» What the task asks
The expected output is the full set of entries, printed exactly, without pictures.

» Material supplied

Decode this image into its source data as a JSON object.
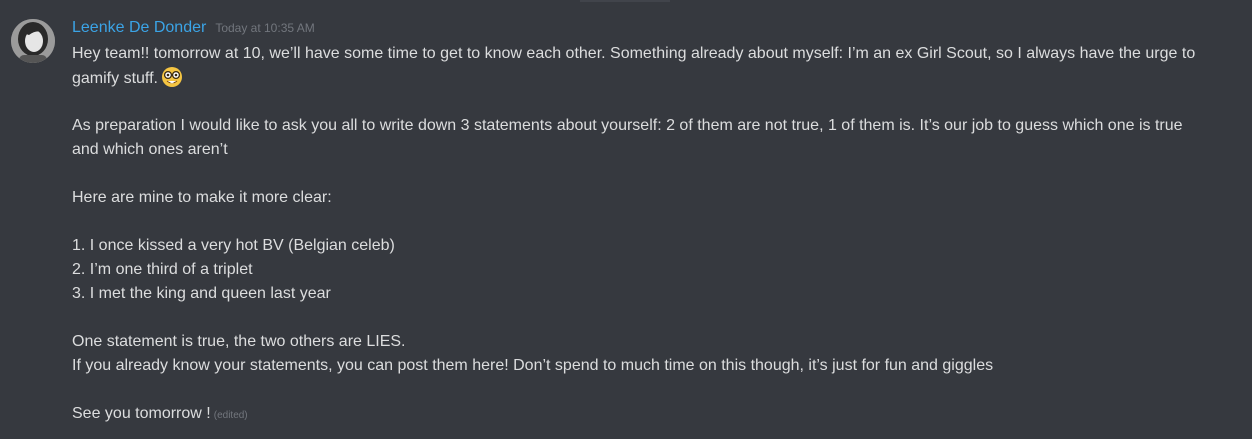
{
  "message": {
    "author": "Leenke De Donder",
    "timestamp": "Today at 10:35 AM",
    "avatar": "avatar",
    "lines": {
      "l1": "Hey team!! tomorrow at 10, we’ll have some time to get to know each other. Something already about myself: I’m an ex Girl Scout, so I always have the urge to",
      "l2": "gamify stuff.",
      "l3": "As preparation I would like to ask you all to write down 3 statements about yourself: 2 of them are not true, 1 of them is. It’s our job to guess which one is true",
      "l4": "and which ones aren’t",
      "l5": "Here are mine to make it more clear:",
      "l6": "1. I once kissed a very hot BV (Belgian celeb)",
      "l7": "2. I’m one third of a triplet",
      "l8": "3. I met the king and queen last year",
      "l9": "One statement is true, the two others are LIES.",
      "l10": "If you already know your statements, you can post them here! Don’t spend to much time on this though, it’s just for fun and giggles",
      "l11": "See you tomorrow !"
    },
    "emoji": "nerd-face-emoji",
    "edited_label": "(edited)"
  },
  "colors": {
    "background": "#36393f",
    "username": "#3ba4e6",
    "text": "#dcddde",
    "muted": "#72767d"
  }
}
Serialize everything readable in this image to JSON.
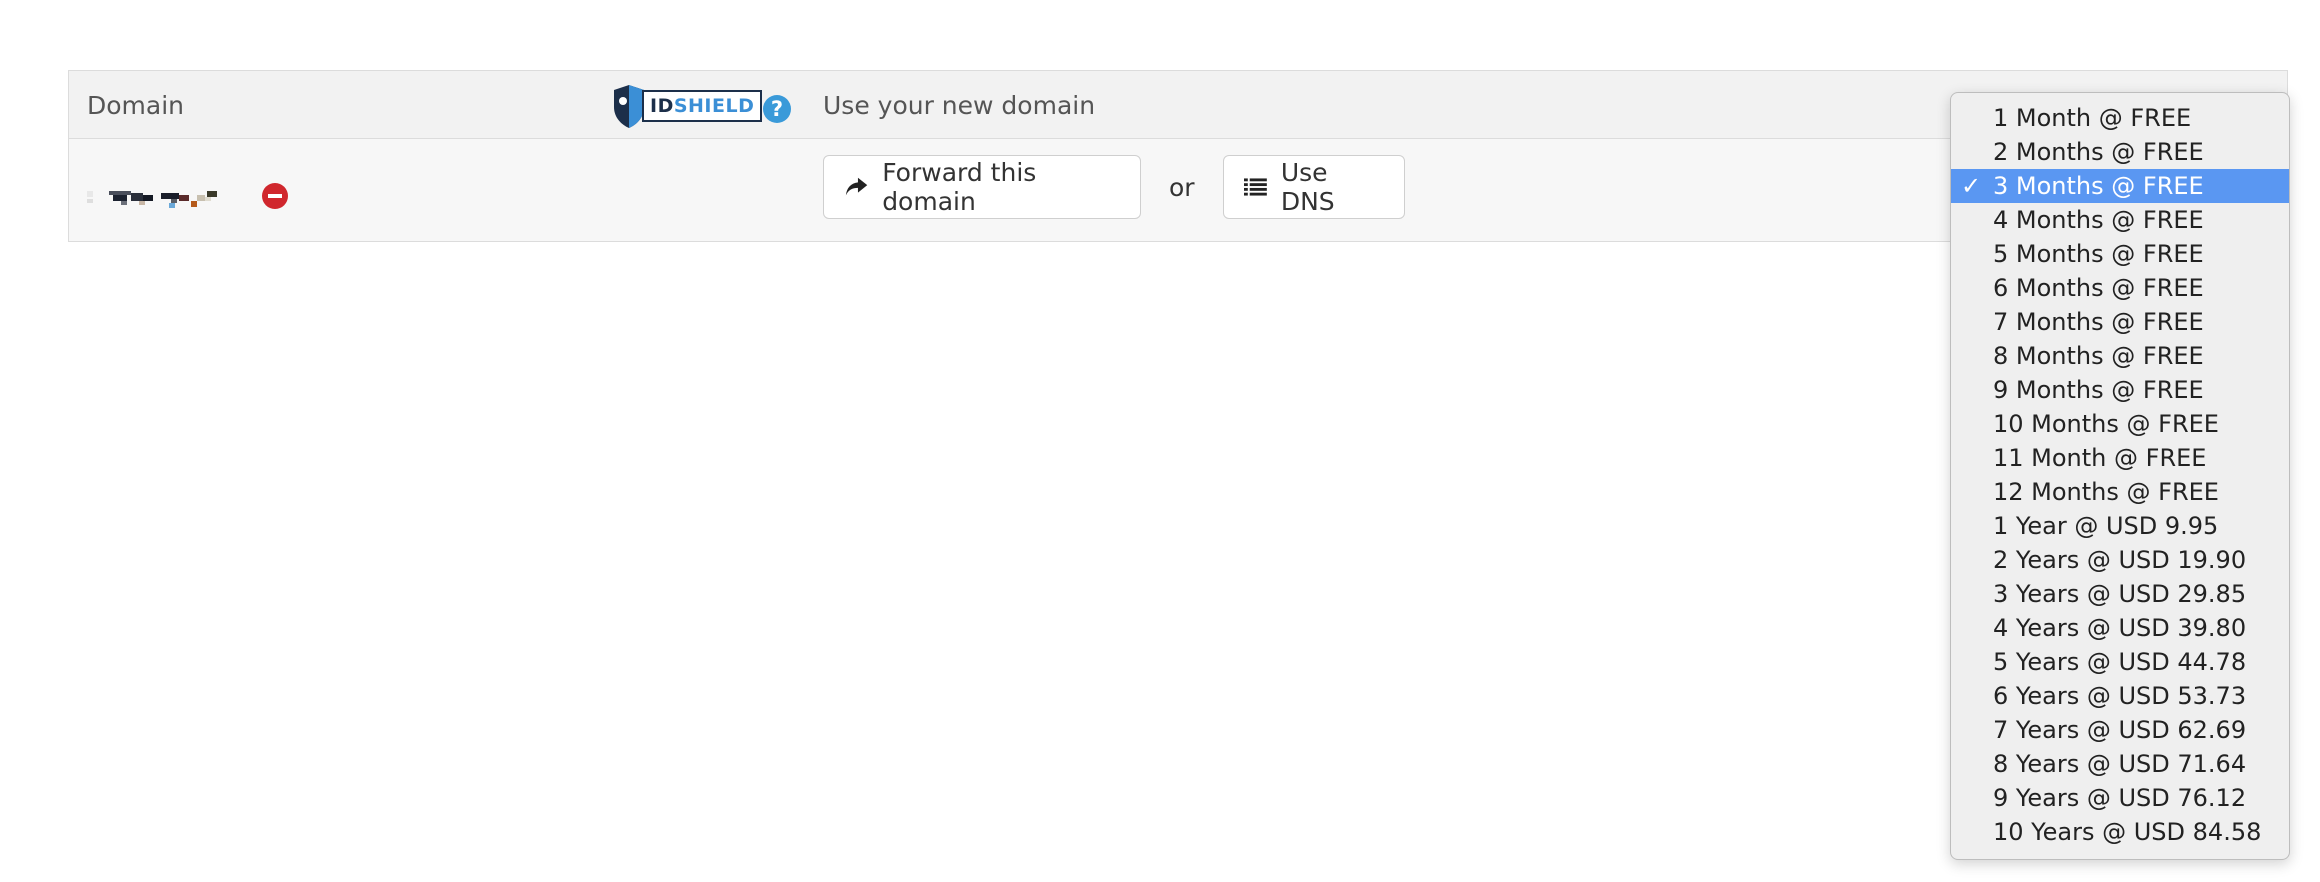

» Exercise response
Decode this image into its source data as a JSON object.
{
  "message": {
    "author": "Leenke De Donder",
    "timestamp": "Today at 10:35 AM",
    "avatar": "avatar",
    "lines": {
      "l1": "Hey team!! tomorrow at 10, we’ll have some time to get to know each other. Something already about myself: I’m an ex Girl Scout, so I always have the urge to",
      "l2": "gamify stuff.",
      "l3": "As preparation I would like to ask you all to write down 3 statements about yourself: 2 of them are not true, 1 of them is. It’s our job to guess which one is true",
      "l4": "and which ones aren’t",
      "l5": "Here are mine to make it more clear:",
      "l6": "1. I once kissed a very hot BV (Belgian celeb)",
      "l7": "2. I’m one third of a triplet",
      "l8": "3. I met the king and queen last year",
      "l9": "One statement is true, the two others are LIES.",
      "l10": "If you already know your statements, you can post them here! Don’t spend to much time on this though, it’s just for fun and giggles",
      "l11": "See you tomorrow !"
    },
    "emoji": "nerd-face-emoji",
    "edited_label": "(edited)"
  },
  "colors": {
    "background": "#36393f",
    "username": "#3ba4e6",
    "text": "#dcddde",
    "muted": "#72767d"
  }
}
Serialize everything readable in this image to JSON.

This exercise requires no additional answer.